NASA's Mars Opportunity Rover Sets Longevity Milestone With Assist From the Sun

PHOTO: An image released by NASA on Jan. 25, 2016 shows the Mars Exploration Rover Opportunity at work 12 years after landing on the planet.NASA/JPL-Caltech
An image released by NASA on Jan. 25, 2016 shows the Mars Exploration Rover Opportunity at work 12 years after landing on the planet.

The little rover that could just keeps chugging along on Mars.

Opportunity, the solar-powered Mars rover that has exceeded its planned three-month life span, celebrated its 12th birthday this week as NASA gave a positive update on its status.

In a blog post, NASA said the golf cart-sized Opportunity had a "very active" winter since the bot, which uses solar energy, was able to receive cleaner solar rays -- even during the dark Martian winter. Martian years are 1.9 times longer than Earth years, making this Opportunity's seventh winter on Mars.

Opportunity has spent the past few years exploring a 14-mile-wide crater named Endeavour, where it has used its rock abrasion tool to remove surface crust from a rock NASA named "Private John Potts" after a member of the Lewis and Clark Expedition's Corps of Discovery.

Using its robotic arm, Opportunity has been able to examine the composition and texture of the rock's interior. NASA credited Opportunity's surprising longevity -- 48 times longer than planned -- to choosing north-facing slopes in the winter that allow Opportunity's solar panels to collect energy.

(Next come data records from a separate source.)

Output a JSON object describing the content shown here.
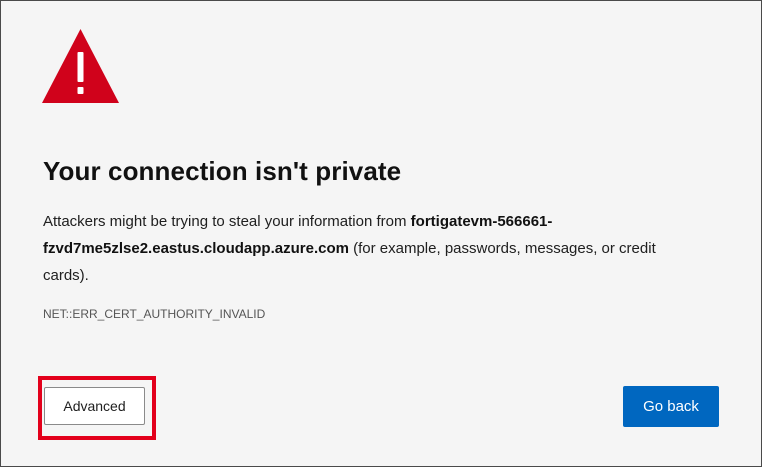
{
  "page": {
    "title": "Your connection isn't private",
    "icon": "warning-triangle-icon",
    "message_prefix": "Attackers might be trying to steal your information from ",
    "host": "fortigatevm-566661-fzvd7me5zlse2.eastus.cloudapp.azure.com",
    "message_suffix": " (for example, passwords, messages, or credit cards).",
    "error_code": "NET::ERR_CERT_AUTHORITY_INVALID"
  },
  "buttons": {
    "advanced_label": "Advanced",
    "go_back_label": "Go back"
  },
  "colors": {
    "warning_red": "#d0021b",
    "primary_blue": "#0067c0",
    "highlight_red": "#e3001b",
    "page_background": "#f5f5f5"
  }
}
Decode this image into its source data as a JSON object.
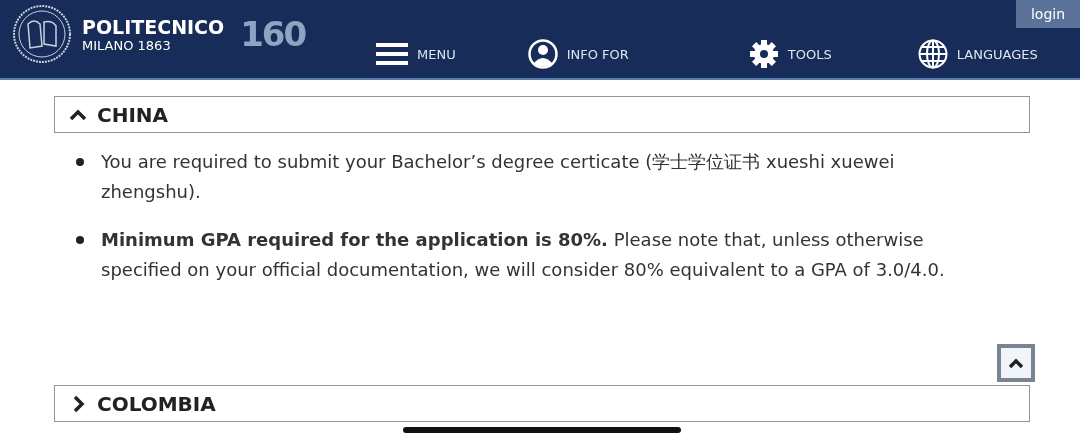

With the winter solstice over on Mars, NASA predicts Opportunity will have plenty of sunlight to keep it going through the year.